I stumbled on Jennifer Gordon's memoir Speechless: My Recovery From Stroke while I was browsing on Brotherhood Books. It's a slim volume but hugely informative, and though it was written in 1990, I found it incredibly useful and insightful about the effects of stroke.

It's almost exactly two months since my father had a massive stroke which has robbed him of his speech, and movement on the right side of his body. Jennifer Gordon's stroke was much less severe physically than my dad's, but her loss of speech and concentration was profound (during the course of the book she achieves a good, though not complete, recovery). My mother and I have both read it, and found her descriptions of the lived experience of stroke really helpful in trying to understand what life is like for Dad now -- the intense fatigue, the loss of concentration, loss of meaning in concepts even when superficial understanding still exists ('months' no longer had meaning for her, and she couldn't string together her memories in a meaningful sequence), the emotional lability and easy tears.

Of course, every individual is different -- one thing that troubled Jennifer Gordon greatly was the loss of her sense of humour, something which Dad certainly hasn't suffered. He is easily moved to tears, but he is equally quick to roar with laughter. In a strange way, he is more emotionally accessible to us now than he was before the stroke. I wonder if on some level, being freed from all the daily responsibilities and petty worries of his previous life has freed him up to enjoy small pleasures (cake, company, completing a jigsaw) in an uncomplicated, wholehearted way -- it would be nice to think there is some silver lining to this dreadful transformation.
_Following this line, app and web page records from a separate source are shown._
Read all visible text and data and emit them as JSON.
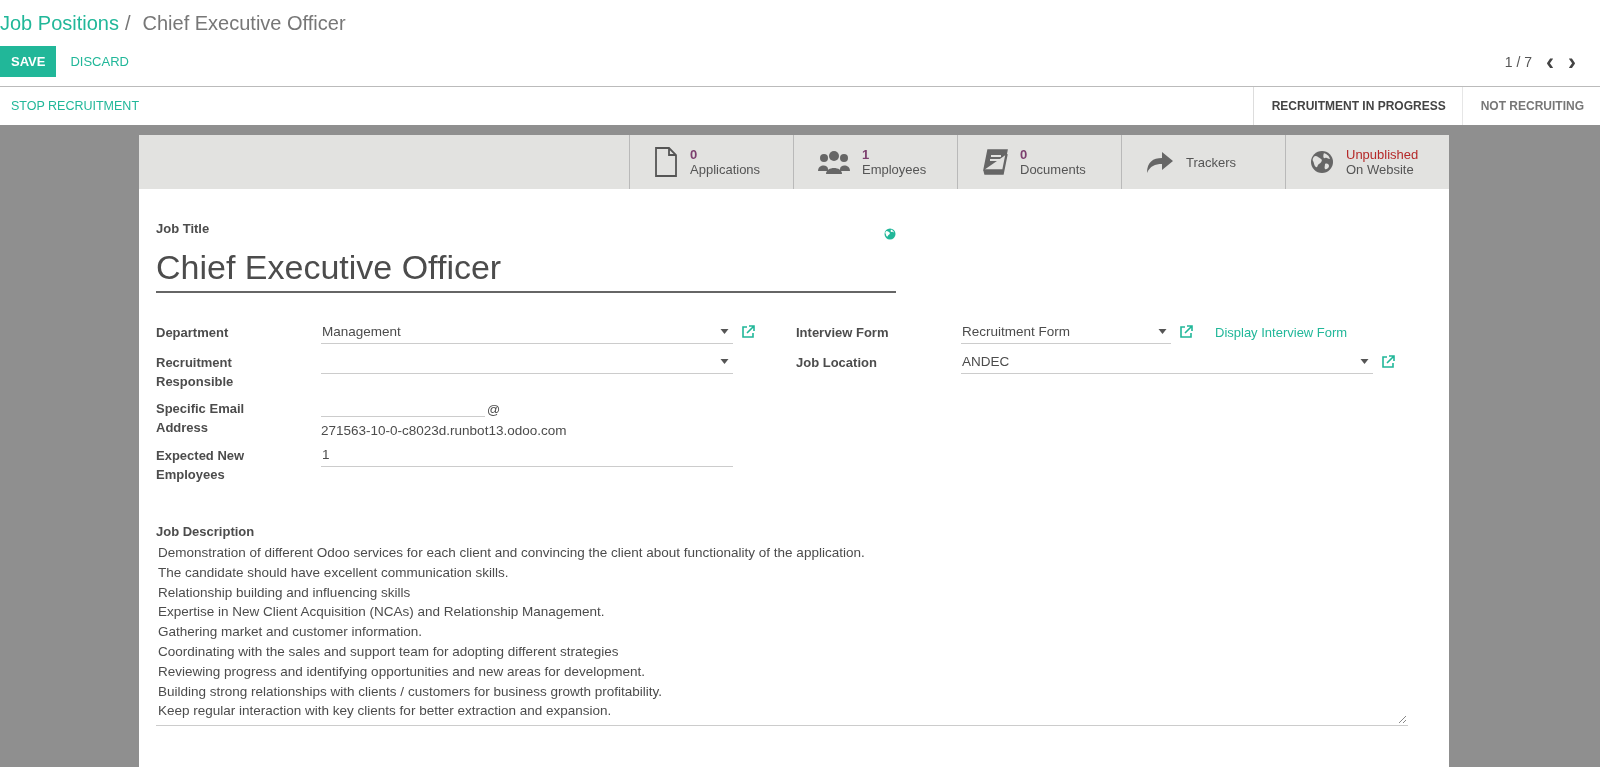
{
  "breadcrumb": {
    "parent": "Job Positions",
    "separator": "/",
    "current": "Chief Executive Officer"
  },
  "actions": {
    "save": "SAVE",
    "discard": "DISCARD"
  },
  "pager": {
    "value": "1 / 7",
    "prev": "‹",
    "next": "›"
  },
  "header_button": "STOP RECRUITMENT",
  "stages": [
    {
      "label": "RECRUITMENT IN PROGRESS",
      "selected": true
    },
    {
      "label": "NOT RECRUITING",
      "selected": false
    }
  ],
  "smart_buttons": [
    {
      "kind": "document",
      "value": "0",
      "label": "Applications"
    },
    {
      "kind": "users",
      "value": "1",
      "label": "Employees"
    },
    {
      "kind": "book",
      "value": "0",
      "label": "Documents"
    },
    {
      "kind": "share",
      "label": "Trackers"
    },
    {
      "kind": "globe",
      "value": "Unpublished",
      "label": "On Website",
      "alert": true
    }
  ],
  "job_title": {
    "label": "Job Title",
    "value": "Chief Executive Officer"
  },
  "left_fields": [
    {
      "kind": "select",
      "label": "Department",
      "value": "Management",
      "external_link": true
    },
    {
      "kind": "select",
      "label": "Recruitment Responsible",
      "external_link": false
    },
    {
      "kind": "email",
      "label": "Specific Email Address",
      "suffix": "@",
      "domain": "271563-10-0-c8023d.runbot13.odoo.com"
    },
    {
      "kind": "text",
      "label": "Expected New Employees",
      "value": "1"
    }
  ],
  "right_fields": [
    {
      "label": "Interview Form",
      "value": "Recruitment Form",
      "external_link": true,
      "link": "Display Interview Form"
    },
    {
      "label": "Job Location",
      "value": "ANDEC",
      "external_link": true
    }
  ],
  "job_description": {
    "label": "Job Description",
    "lines": [
      "Demonstration of different Odoo services for each client and convincing the client about functionality of the application.",
      "The candidate should have excellent communication skills.",
      "Relationship building and influencing skills",
      "Expertise in New Client Acquisition (NCAs) and Relationship Management.",
      "Gathering market and customer information.",
      "Coordinating with the sales and support team for adopting different strategies",
      "Reviewing progress and identifying opportunities and new areas for development.",
      "Building strong relationships with clients / customers for business growth profitability.",
      "Keep regular interaction with key clients for better extraction and expansion."
    ]
  }
}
But he is still making progress, and having read about Gordon's experience of 'brain clicks' where she would make a sudden leap of progress, many months after the stroke, has helped to bolster our optimism.

We are aiming to get Dad to come home for Christmas; and if Jennifer Gordon could travel to England alone six months after her stroke, why not??